**Exercise prompt:**
Only text is carried over. Reproduce the entries below exactly.

Segment Open

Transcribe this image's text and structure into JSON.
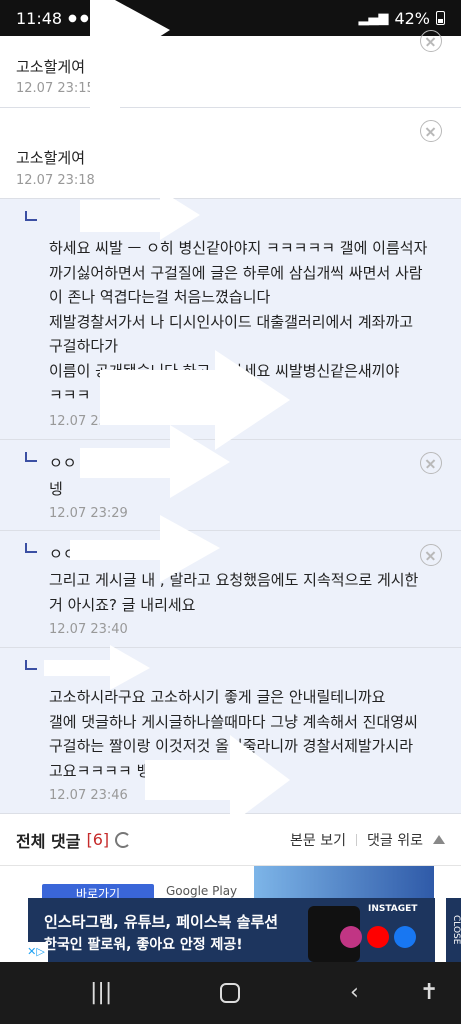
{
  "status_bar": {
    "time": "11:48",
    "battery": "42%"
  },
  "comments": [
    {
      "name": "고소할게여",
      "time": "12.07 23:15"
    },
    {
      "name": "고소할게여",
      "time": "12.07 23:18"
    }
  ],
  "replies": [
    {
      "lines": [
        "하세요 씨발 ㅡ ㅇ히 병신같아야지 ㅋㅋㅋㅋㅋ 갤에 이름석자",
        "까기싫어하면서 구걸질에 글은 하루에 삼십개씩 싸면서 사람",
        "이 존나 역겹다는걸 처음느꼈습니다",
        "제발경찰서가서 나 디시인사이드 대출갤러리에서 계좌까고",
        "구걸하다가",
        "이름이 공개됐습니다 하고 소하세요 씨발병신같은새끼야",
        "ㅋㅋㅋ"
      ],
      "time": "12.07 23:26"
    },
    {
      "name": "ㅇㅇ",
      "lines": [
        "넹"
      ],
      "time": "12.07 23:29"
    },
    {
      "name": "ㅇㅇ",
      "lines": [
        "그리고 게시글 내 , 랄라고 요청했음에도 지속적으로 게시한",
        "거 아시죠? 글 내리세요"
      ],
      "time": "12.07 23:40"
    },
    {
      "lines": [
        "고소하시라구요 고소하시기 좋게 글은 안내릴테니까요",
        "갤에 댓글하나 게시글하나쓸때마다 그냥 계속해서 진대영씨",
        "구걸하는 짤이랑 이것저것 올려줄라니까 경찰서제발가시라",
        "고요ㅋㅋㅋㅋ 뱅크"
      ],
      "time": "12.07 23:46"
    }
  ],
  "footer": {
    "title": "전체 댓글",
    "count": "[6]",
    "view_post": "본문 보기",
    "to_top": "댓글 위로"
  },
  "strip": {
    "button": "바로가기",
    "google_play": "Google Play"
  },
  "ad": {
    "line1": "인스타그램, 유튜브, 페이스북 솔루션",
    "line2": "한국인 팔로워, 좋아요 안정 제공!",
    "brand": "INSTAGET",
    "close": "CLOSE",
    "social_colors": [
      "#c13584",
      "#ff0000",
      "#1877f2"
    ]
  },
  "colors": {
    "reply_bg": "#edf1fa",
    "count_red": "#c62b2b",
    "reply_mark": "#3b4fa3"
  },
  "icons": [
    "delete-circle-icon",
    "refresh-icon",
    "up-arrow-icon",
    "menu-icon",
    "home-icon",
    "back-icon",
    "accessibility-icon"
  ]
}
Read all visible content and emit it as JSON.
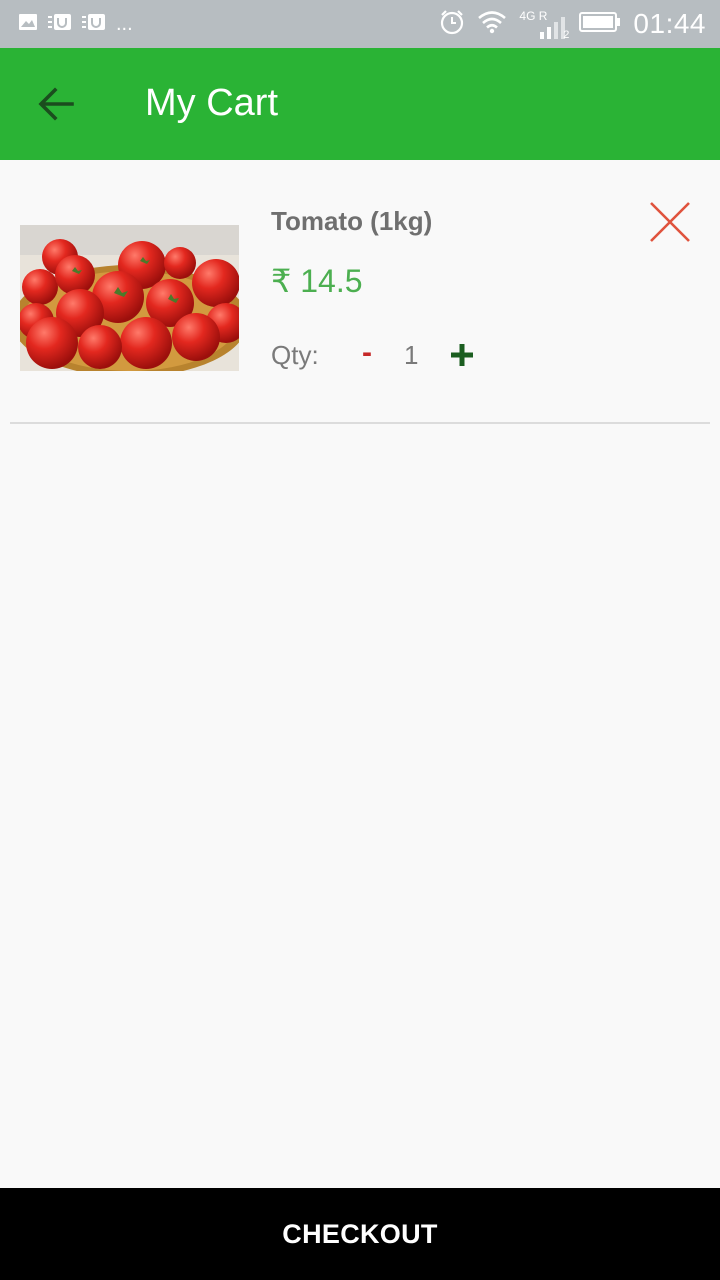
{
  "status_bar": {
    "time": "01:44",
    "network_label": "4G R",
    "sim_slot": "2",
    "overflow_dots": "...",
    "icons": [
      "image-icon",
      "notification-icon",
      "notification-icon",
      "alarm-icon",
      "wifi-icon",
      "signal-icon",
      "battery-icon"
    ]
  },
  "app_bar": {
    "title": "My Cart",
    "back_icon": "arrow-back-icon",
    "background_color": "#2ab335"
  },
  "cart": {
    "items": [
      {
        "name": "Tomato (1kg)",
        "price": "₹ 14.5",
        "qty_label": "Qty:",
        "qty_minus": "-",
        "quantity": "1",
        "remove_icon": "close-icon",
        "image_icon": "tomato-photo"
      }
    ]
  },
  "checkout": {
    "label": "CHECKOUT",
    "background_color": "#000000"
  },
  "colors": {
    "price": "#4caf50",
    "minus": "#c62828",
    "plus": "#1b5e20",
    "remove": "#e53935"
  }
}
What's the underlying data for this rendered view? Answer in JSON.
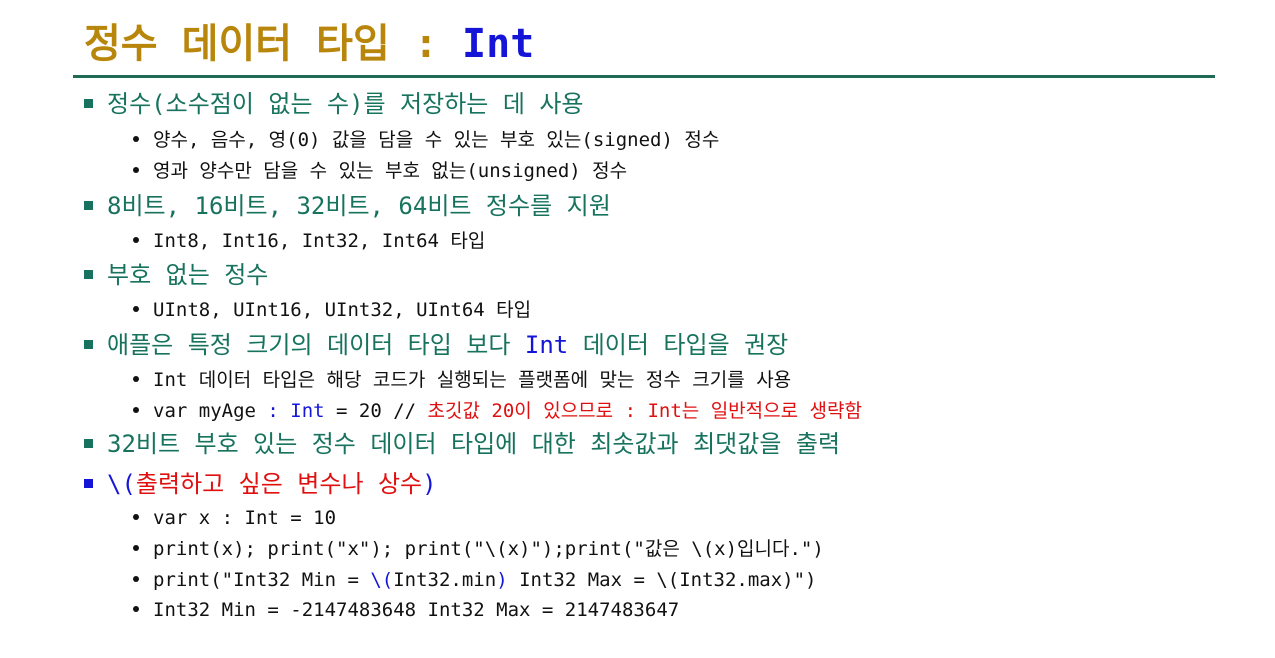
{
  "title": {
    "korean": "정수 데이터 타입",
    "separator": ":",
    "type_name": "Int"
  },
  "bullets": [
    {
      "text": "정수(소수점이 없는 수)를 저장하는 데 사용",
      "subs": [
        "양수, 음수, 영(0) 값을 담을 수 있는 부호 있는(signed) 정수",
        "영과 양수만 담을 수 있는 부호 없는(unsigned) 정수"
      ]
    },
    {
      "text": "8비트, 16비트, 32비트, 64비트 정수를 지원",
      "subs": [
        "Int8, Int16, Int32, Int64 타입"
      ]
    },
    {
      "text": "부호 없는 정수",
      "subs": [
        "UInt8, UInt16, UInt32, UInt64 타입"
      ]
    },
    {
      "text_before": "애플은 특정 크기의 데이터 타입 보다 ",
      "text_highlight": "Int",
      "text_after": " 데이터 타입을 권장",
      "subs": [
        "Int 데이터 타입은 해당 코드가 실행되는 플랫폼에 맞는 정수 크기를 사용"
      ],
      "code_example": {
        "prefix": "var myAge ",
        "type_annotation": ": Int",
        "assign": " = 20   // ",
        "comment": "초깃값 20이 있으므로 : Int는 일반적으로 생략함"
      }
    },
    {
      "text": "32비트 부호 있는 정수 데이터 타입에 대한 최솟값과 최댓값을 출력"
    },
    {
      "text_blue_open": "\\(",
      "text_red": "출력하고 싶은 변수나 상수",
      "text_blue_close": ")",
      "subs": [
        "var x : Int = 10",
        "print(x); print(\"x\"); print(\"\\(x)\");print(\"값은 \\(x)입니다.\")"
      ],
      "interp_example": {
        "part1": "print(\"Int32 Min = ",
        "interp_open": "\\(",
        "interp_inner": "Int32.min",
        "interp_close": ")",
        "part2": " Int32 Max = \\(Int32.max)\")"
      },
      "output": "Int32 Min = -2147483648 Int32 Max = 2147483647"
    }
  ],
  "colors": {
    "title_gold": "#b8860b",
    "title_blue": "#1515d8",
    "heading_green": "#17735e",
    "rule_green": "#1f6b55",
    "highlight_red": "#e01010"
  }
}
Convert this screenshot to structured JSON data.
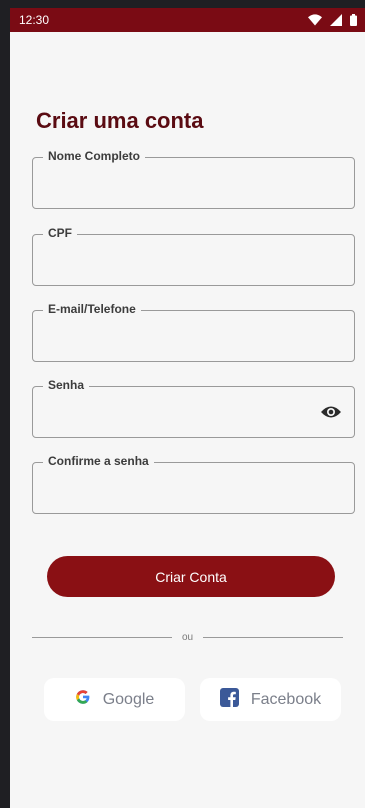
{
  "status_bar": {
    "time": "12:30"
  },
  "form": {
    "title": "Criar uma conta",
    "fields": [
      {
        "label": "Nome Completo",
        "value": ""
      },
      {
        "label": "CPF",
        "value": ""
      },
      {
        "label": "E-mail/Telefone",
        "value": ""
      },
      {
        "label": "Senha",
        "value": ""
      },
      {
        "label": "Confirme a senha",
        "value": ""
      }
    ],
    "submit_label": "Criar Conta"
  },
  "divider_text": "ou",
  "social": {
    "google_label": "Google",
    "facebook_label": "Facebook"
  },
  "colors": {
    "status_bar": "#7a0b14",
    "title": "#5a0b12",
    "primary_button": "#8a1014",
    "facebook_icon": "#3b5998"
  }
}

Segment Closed

**Exercise solution:**
Transcribe this image's text and structure into JSON.
{
  "status_bar": {
    "time": "11:48",
    "battery": "42%"
  },
  "comments": [
    {
      "name": "고소할게여",
      "time": "12.07 23:15"
    },
    {
      "name": "고소할게여",
      "time": "12.07 23:18"
    }
  ],
  "replies": [
    {
      "lines": [
        "하세요 씨발 ㅡ ㅇ히 병신같아야지 ㅋㅋㅋㅋㅋ 갤에 이름석자",
        "까기싫어하면서 구걸질에 글은 하루에 삼십개씩 싸면서 사람",
        "이 존나 역겹다는걸 처음느꼈습니다",
        "제발경찰서가서 나 디시인사이드 대출갤러리에서 계좌까고",
        "구걸하다가",
        "이름이 공개됐습니다 하고 소하세요 씨발병신같은새끼야",
        "ㅋㅋㅋ"
      ],
      "time": "12.07 23:26"
    },
    {
      "name": "ㅇㅇ",
      "lines": [
        "넹"
      ],
      "time": "12.07 23:29"
    },
    {
      "name": "ㅇㅇ",
      "lines": [
        "그리고 게시글 내 , 랄라고 요청했음에도 지속적으로 게시한",
        "거 아시죠? 글 내리세요"
      ],
      "time": "12.07 23:40"
    },
    {
      "lines": [
        "고소하시라구요 고소하시기 좋게 글은 안내릴테니까요",
        "갤에 댓글하나 게시글하나쓸때마다 그냥 계속해서 진대영씨",
        "구걸하는 짤이랑 이것저것 올려줄라니까 경찰서제발가시라",
        "고요ㅋㅋㅋㅋ 뱅크"
      ],
      "time": "12.07 23:46"
    }
  ],
  "footer": {
    "title": "전체 댓글",
    "count": "[6]",
    "view_post": "본문 보기",
    "to_top": "댓글 위로"
  },
  "strip": {
    "button": "바로가기",
    "google_play": "Google Play"
  },
  "ad": {
    "line1": "인스타그램, 유튜브, 페이스북 솔루션",
    "line2": "한국인 팔로워, 좋아요 안정 제공!",
    "brand": "INSTAGET",
    "close": "CLOSE",
    "social_colors": [
      "#c13584",
      "#ff0000",
      "#1877f2"
    ]
  },
  "colors": {
    "reply_bg": "#edf1fa",
    "count_red": "#c62b2b",
    "reply_mark": "#3b4fa3"
  },
  "icons": [
    "delete-circle-icon",
    "refresh-icon",
    "up-arrow-icon",
    "menu-icon",
    "home-icon",
    "back-icon",
    "accessibility-icon"
  ]
}
Read all visible content and emit it as JSON.
{
  "status_bar": {
    "time": "01:44",
    "network_label": "4G R",
    "sim_slot": "2",
    "overflow_dots": "...",
    "icons": [
      "image-icon",
      "notification-icon",
      "notification-icon",
      "alarm-icon",
      "wifi-icon",
      "signal-icon",
      "battery-icon"
    ]
  },
  "app_bar": {
    "title": "My Cart",
    "back_icon": "arrow-back-icon",
    "background_color": "#2ab335"
  },
  "cart": {
    "items": [
      {
        "name": "Tomato (1kg)",
        "price": "₹ 14.5",
        "qty_label": "Qty:",
        "qty_minus": "-",
        "quantity": "1",
        "remove_icon": "close-icon",
        "image_icon": "tomato-photo"
      }
    ]
  },
  "checkout": {
    "label": "CHECKOUT",
    "background_color": "#000000"
  },
  "colors": {
    "price": "#4caf50",
    "minus": "#c62828",
    "plus": "#1b5e20",
    "remove": "#e53935"
  }
}
What's the underlying data for this rendered view? Answer in JSON.
{
  "title": {
    "korean": "정수 데이터 타입",
    "separator": ":",
    "type_name": "Int"
  },
  "bullets": [
    {
      "text": "정수(소수점이 없는 수)를 저장하는 데 사용",
      "subs": [
        "양수, 음수, 영(0) 값을 담을 수 있는 부호 있는(signed) 정수",
        "영과 양수만 담을 수 있는 부호 없는(unsigned) 정수"
      ]
    },
    {
      "text": "8비트, 16비트, 32비트, 64비트 정수를 지원",
      "subs": [
        "Int8, Int16, Int32, Int64 타입"
      ]
    },
    {
      "text": "부호 없는 정수",
      "subs": [
        "UInt8, UInt16, UInt32, UInt64 타입"
      ]
    },
    {
      "text_before": "애플은 특정 크기의 데이터 타입 보다 ",
      "text_highlight": "Int",
      "text_after": " 데이터 타입을 권장",
      "subs": [
        "Int 데이터 타입은 해당 코드가 실행되는 플랫폼에 맞는 정수 크기를 사용"
      ],
      "code_example": {
        "prefix": "var myAge ",
        "type_annotation": ": Int",
        "assign": " = 20   // ",
        "comment": "초깃값 20이 있으므로 : Int는 일반적으로 생략함"
      }
    },
    {
      "text": "32비트 부호 있는 정수 데이터 타입에 대한 최솟값과 최댓값을 출력"
    },
    {
      "text_blue_open": "\\(",
      "text_red": "출력하고 싶은 변수나 상수",
      "text_blue_close": ")",
      "subs": [
        "var x : Int = 10",
        "print(x); print(\"x\"); print(\"\\(x)\");print(\"값은 \\(x)입니다.\")"
      ],
      "interp_example": {
        "part1": "print(\"Int32 Min = ",
        "interp_open": "\\(",
        "interp_inner": "Int32.min",
        "interp_close": ")",
        "part2": " Int32 Max = \\(Int32.max)\")"
      },
      "output": "Int32 Min = -2147483648 Int32 Max = 2147483647"
    }
  ],
  "colors": {
    "title_gold": "#b8860b",
    "title_blue": "#1515d8",
    "heading_green": "#17735e",
    "rule_green": "#1f6b55",
    "highlight_red": "#e01010"
  }
}
Convert this screenshot to structured JSON data.
{
  "status_bar": {
    "time": "12:30"
  },
  "form": {
    "title": "Criar uma conta",
    "fields": [
      {
        "label": "Nome Completo",
        "value": ""
      },
      {
        "label": "CPF",
        "value": ""
      },
      {
        "label": "E-mail/Telefone",
        "value": ""
      },
      {
        "label": "Senha",
        "value": ""
      },
      {
        "label": "Confirme a senha",
        "value": ""
      }
    ],
    "submit_label": "Criar Conta"
  },
  "divider_text": "ou",
  "social": {
    "google_label": "Google",
    "facebook_label": "Facebook"
  },
  "colors": {
    "status_bar": "#7a0b14",
    "title": "#5a0b12",
    "primary_button": "#8a1014",
    "facebook_icon": "#3b5998"
  }
}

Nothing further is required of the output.